Entries from a dataset of interfaces:
·····

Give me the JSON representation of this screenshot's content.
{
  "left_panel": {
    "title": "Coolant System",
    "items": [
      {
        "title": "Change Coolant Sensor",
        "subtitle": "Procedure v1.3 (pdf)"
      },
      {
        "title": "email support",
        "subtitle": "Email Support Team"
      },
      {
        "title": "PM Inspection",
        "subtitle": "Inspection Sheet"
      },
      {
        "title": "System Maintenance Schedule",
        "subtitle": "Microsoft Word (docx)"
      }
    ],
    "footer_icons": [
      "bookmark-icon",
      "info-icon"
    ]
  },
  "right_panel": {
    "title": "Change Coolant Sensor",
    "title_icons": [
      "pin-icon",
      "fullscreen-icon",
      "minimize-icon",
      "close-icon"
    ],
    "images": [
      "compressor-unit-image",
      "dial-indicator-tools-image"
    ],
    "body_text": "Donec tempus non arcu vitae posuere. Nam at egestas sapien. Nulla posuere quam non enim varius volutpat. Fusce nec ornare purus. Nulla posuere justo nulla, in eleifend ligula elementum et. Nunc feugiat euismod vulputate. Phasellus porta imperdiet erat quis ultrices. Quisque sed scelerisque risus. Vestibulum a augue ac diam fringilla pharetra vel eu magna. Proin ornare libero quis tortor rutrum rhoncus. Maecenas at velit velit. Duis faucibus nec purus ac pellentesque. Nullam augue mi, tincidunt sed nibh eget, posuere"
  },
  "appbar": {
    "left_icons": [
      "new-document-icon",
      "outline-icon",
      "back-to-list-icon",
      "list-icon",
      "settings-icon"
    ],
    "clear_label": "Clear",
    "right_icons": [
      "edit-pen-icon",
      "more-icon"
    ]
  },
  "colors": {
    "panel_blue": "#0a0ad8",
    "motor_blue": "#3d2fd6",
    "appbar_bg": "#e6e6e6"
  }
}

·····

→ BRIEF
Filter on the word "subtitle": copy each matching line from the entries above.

→ RESULT OF THIS TASK
        "subtitle": "Procedure v1.3 (pdf)"
        "subtitle": "Email Support Team"
        "subtitle": "Inspection Sheet"
        "subtitle": "Microsoft Word (docx)"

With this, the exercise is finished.